• **TASK PROMPT**
Copy out each line of the listing below where the string "social" appears.

+++ SUPPLIED DATA +++

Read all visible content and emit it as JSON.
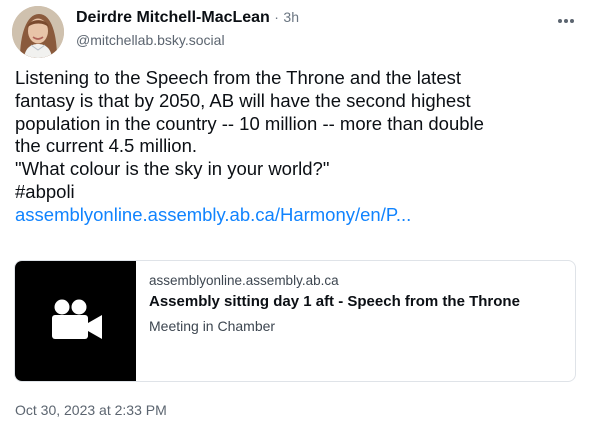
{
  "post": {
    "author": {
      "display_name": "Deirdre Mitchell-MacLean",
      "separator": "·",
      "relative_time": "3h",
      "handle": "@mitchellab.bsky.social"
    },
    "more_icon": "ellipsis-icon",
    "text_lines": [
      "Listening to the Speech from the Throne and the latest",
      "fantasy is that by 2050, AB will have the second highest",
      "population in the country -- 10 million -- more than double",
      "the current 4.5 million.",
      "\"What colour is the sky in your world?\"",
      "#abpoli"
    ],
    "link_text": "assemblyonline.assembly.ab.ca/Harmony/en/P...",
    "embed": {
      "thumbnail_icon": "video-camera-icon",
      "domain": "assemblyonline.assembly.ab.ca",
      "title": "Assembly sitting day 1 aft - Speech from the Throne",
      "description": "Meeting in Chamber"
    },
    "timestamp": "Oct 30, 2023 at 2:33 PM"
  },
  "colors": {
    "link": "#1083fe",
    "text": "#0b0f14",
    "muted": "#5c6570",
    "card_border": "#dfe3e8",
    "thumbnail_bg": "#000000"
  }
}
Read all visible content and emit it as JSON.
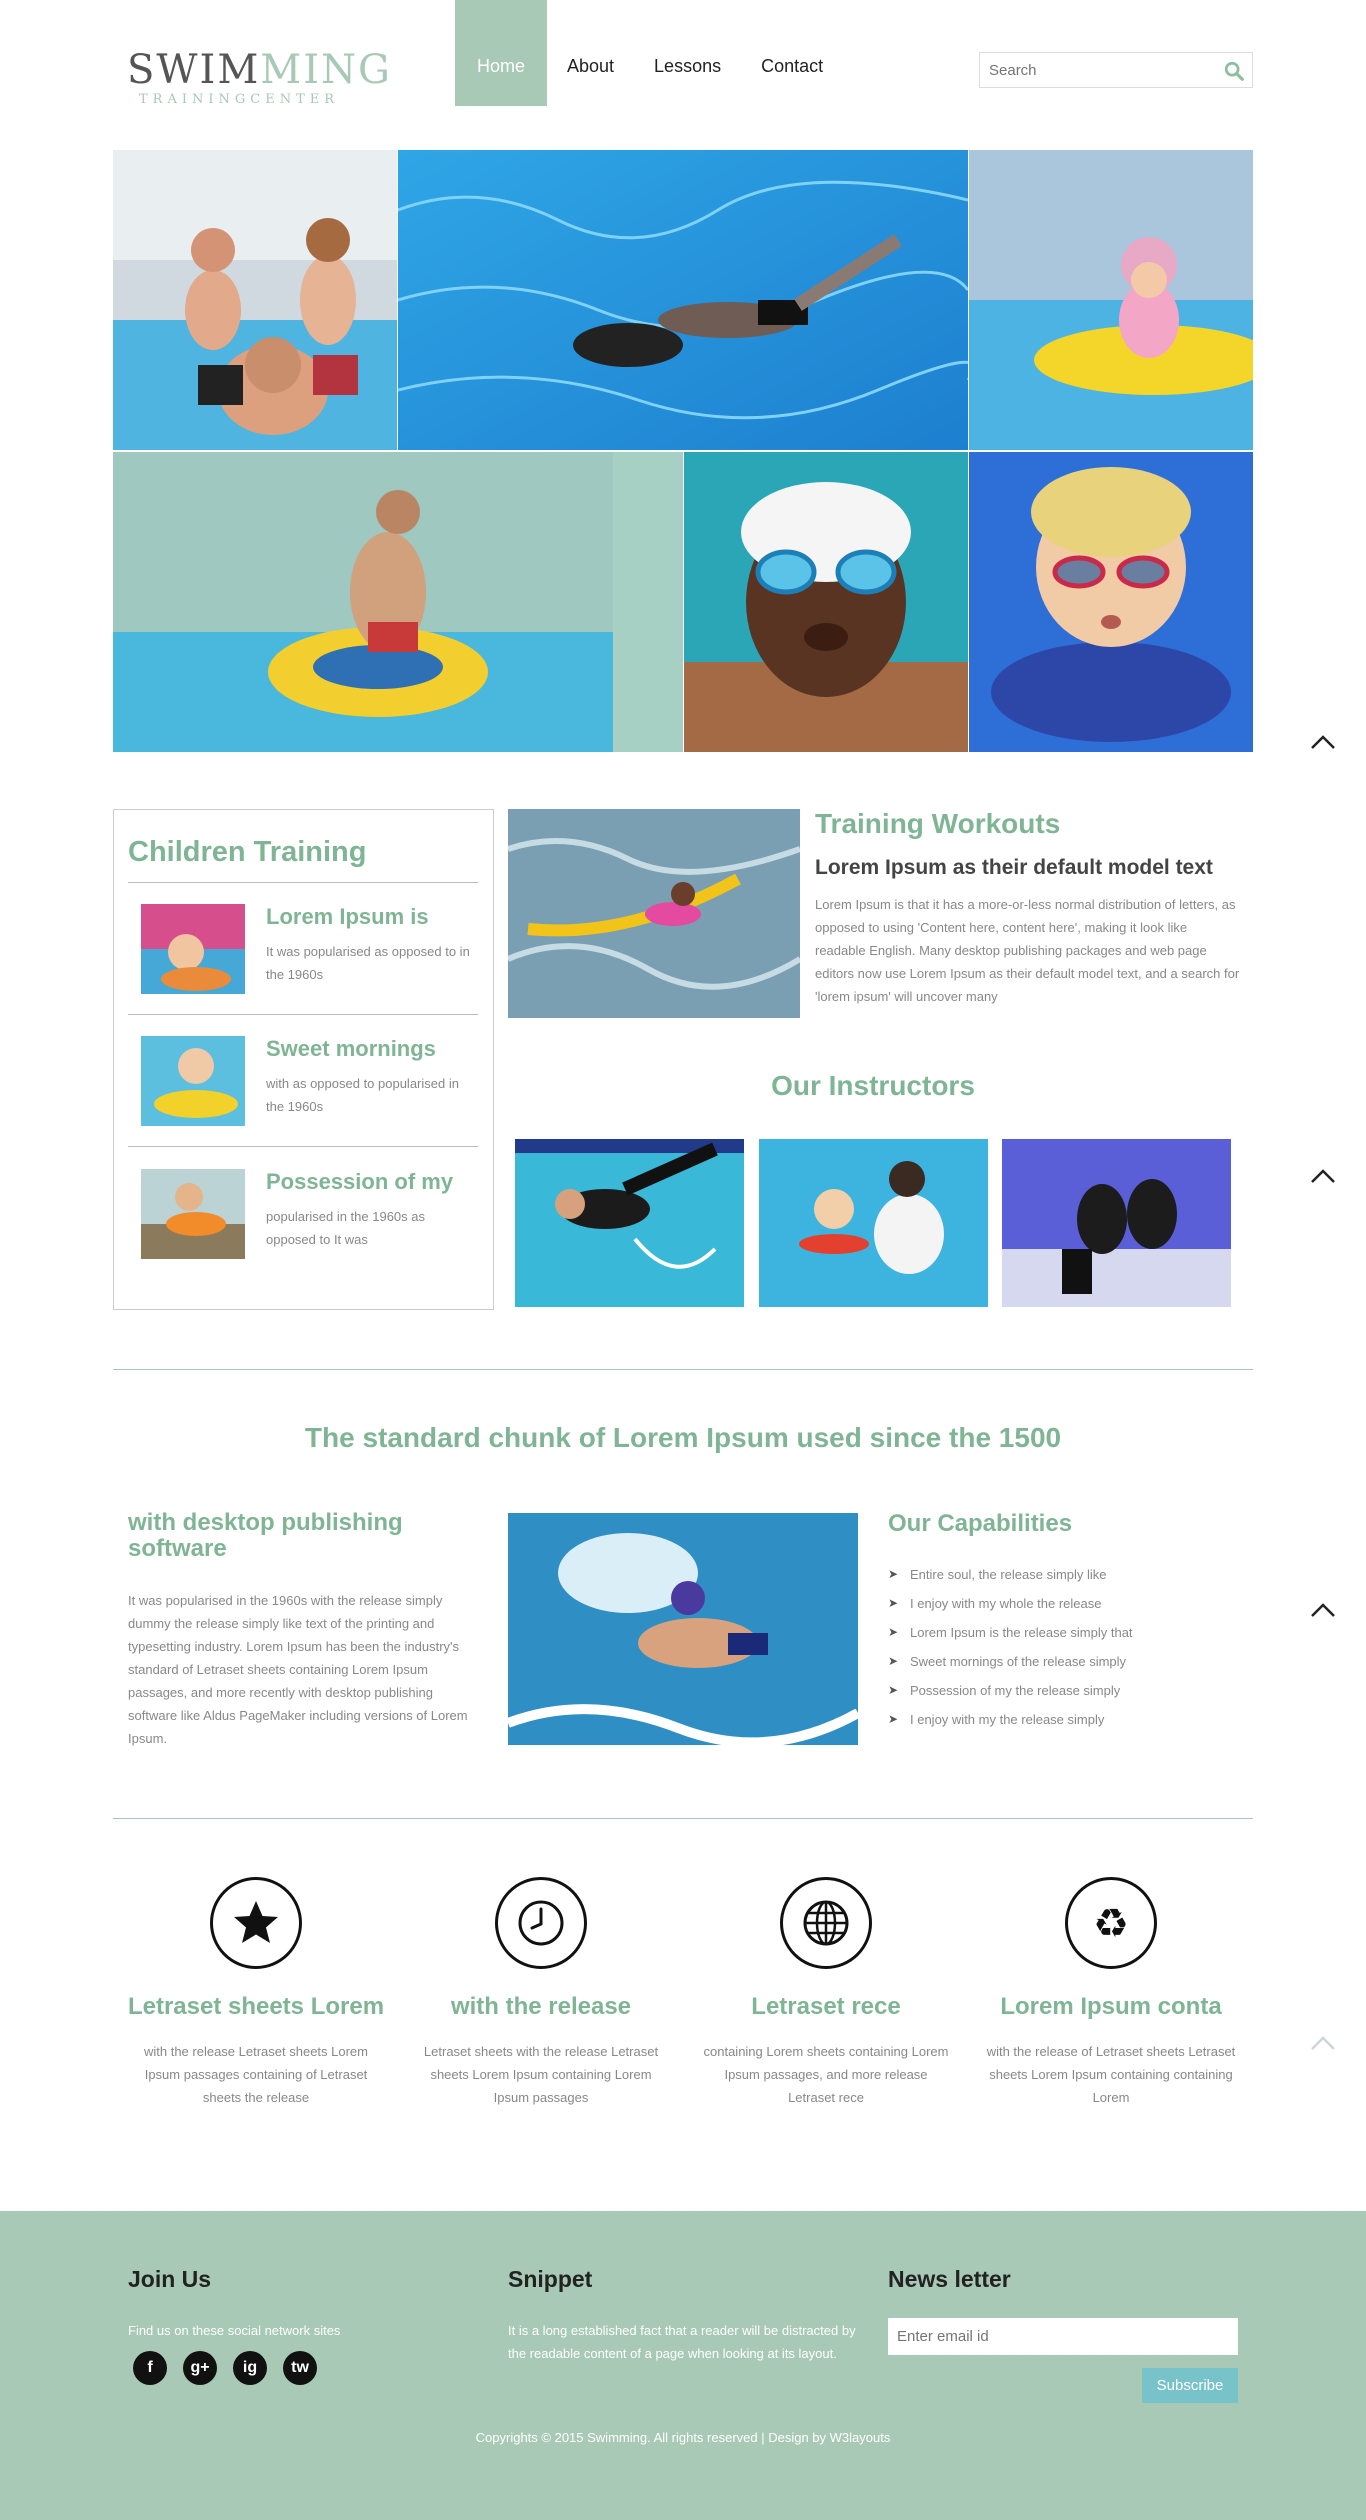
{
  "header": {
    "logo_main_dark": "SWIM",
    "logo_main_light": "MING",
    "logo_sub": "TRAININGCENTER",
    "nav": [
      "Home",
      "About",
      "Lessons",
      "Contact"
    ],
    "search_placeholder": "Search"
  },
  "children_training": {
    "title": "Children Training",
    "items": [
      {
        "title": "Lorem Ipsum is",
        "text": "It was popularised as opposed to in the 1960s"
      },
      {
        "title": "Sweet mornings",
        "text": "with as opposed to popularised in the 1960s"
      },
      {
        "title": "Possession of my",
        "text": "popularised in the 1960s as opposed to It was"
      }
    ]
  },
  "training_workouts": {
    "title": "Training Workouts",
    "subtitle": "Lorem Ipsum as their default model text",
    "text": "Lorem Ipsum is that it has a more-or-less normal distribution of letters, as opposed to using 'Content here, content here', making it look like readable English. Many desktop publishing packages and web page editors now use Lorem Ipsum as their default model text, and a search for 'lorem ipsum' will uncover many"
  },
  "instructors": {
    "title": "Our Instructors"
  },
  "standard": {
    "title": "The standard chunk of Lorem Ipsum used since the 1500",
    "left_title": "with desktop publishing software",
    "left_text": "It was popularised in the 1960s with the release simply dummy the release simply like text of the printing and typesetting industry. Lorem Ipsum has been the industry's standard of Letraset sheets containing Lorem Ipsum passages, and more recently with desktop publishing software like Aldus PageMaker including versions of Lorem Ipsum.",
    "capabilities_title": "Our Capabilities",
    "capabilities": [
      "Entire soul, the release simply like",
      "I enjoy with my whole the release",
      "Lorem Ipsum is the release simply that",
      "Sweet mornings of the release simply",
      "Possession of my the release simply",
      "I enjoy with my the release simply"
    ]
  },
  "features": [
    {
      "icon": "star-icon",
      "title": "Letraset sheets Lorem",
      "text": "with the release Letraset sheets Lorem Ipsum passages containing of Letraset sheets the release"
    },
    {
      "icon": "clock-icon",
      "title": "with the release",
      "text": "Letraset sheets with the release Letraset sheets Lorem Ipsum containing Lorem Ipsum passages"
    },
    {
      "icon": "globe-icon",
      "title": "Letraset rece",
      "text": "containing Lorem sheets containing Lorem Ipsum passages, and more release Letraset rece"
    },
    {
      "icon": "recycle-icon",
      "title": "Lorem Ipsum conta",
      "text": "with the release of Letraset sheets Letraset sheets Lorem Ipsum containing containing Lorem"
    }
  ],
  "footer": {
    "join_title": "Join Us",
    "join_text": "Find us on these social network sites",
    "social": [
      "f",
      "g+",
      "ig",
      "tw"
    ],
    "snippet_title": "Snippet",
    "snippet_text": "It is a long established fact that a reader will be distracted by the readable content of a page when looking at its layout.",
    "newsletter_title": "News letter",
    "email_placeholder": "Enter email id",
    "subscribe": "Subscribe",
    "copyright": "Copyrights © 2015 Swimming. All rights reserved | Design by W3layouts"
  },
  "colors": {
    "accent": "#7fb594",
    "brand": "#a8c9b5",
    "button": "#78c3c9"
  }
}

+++

• **EXERCISE SOLUTION**
      "handle": "@mitchellab.bsky.social"
    "join_text": "Find us on these social network sites",
    "social": [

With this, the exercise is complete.